### REQUIRED ACTION
Of the lines below, count those containing the word "Windows". Reply with the number alone.

Collected data entries
——

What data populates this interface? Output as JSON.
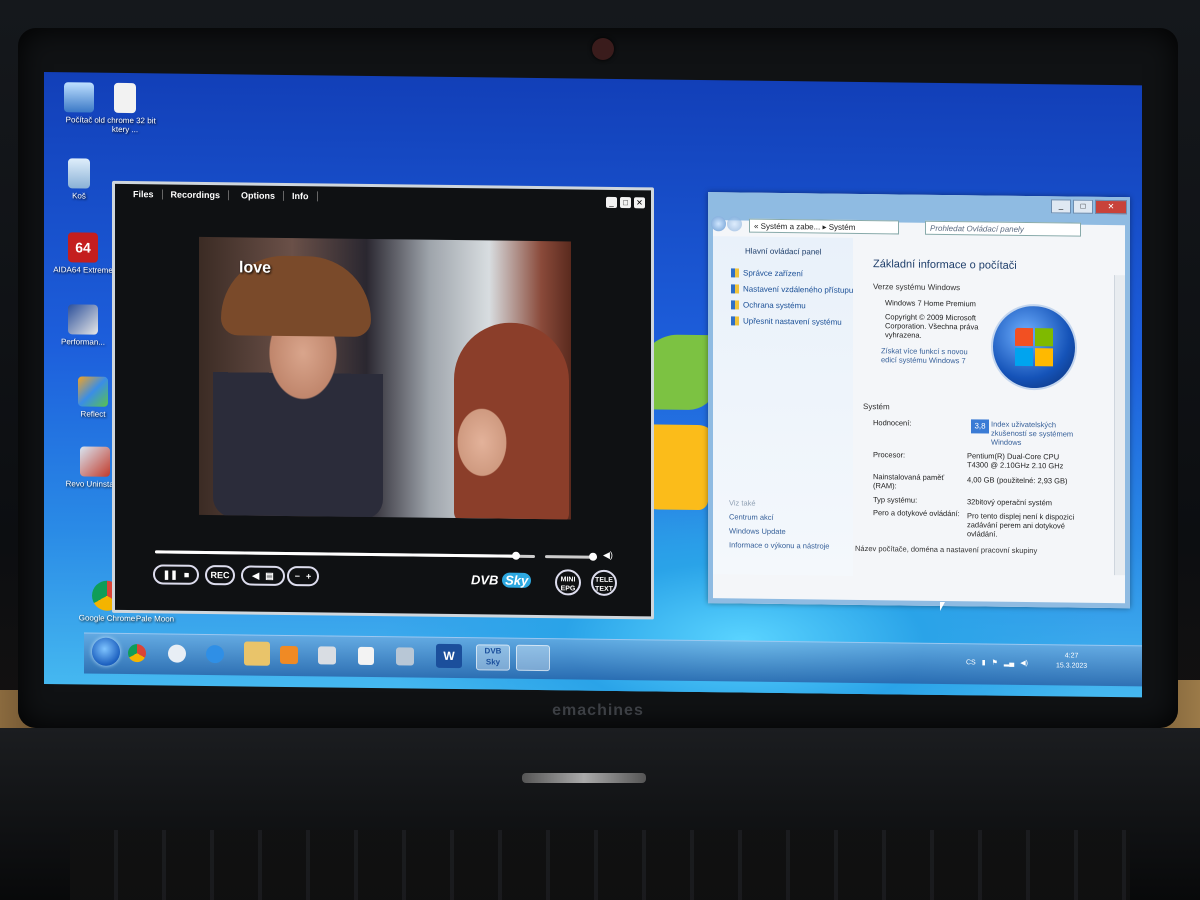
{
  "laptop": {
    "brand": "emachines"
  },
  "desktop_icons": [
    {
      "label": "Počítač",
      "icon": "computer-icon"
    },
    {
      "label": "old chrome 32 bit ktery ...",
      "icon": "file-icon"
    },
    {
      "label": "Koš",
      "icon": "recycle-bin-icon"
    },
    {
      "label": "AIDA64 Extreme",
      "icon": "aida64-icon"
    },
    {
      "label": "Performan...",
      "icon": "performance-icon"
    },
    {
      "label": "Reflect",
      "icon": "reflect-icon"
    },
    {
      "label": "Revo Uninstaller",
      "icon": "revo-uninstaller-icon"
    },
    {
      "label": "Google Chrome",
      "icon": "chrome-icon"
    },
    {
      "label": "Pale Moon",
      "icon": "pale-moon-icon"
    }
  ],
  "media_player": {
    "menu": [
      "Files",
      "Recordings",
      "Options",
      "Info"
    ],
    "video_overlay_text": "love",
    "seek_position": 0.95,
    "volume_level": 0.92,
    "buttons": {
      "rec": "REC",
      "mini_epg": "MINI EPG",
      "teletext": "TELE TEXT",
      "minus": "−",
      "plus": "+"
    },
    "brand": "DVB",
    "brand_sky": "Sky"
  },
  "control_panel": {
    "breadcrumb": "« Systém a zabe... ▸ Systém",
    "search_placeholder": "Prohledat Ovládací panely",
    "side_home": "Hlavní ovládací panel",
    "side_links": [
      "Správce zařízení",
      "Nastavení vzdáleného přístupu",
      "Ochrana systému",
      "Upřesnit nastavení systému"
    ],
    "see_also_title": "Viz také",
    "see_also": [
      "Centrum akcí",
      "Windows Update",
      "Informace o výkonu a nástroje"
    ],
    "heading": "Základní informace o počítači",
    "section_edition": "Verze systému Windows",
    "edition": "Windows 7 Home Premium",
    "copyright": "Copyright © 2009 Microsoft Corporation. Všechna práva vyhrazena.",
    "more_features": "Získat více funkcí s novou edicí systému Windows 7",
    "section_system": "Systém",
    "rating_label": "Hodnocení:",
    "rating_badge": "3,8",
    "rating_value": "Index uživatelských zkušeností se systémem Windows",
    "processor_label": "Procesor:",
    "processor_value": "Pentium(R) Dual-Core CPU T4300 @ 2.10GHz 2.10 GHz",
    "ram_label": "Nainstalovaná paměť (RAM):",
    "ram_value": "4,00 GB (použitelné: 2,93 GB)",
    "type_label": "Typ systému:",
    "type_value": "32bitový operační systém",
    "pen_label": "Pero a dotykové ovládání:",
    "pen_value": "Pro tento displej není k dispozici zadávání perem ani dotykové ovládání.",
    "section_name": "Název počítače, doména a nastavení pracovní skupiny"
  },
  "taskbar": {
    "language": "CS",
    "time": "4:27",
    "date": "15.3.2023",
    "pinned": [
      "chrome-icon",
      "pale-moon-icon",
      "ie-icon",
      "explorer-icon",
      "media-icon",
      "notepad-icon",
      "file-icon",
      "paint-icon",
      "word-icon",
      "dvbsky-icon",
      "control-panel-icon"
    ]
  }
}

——

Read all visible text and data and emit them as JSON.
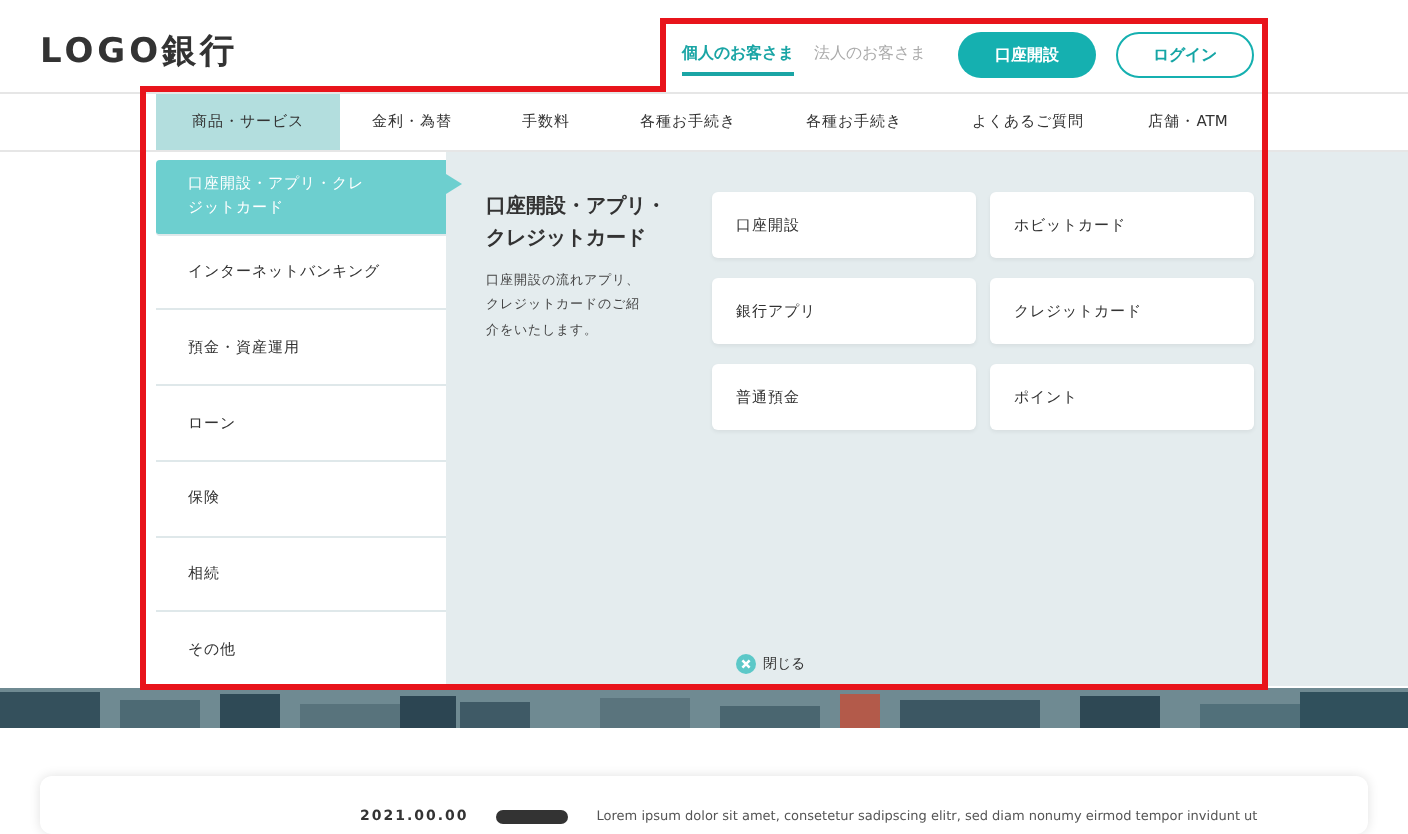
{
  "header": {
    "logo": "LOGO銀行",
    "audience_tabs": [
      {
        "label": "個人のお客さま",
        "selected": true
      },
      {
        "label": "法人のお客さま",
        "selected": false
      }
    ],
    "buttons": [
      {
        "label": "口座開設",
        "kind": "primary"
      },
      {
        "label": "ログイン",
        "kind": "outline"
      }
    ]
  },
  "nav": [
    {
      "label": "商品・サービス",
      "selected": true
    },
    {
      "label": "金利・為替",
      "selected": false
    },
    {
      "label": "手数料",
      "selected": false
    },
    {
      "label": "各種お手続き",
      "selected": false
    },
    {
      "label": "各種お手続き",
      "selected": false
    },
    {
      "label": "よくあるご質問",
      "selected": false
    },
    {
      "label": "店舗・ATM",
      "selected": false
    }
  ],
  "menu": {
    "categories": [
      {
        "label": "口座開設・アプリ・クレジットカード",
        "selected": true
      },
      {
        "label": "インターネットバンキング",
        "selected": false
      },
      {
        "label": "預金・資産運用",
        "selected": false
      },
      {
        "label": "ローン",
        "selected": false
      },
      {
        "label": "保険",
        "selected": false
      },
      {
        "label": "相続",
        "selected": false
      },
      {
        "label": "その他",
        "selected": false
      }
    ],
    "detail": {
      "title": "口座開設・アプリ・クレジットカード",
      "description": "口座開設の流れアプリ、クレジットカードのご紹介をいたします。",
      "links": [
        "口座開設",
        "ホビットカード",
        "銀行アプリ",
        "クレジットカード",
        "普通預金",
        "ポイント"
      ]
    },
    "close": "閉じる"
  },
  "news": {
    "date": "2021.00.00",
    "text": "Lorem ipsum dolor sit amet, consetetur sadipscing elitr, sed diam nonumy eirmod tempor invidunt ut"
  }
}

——

### OUTPUT OF THE EXERCISE
5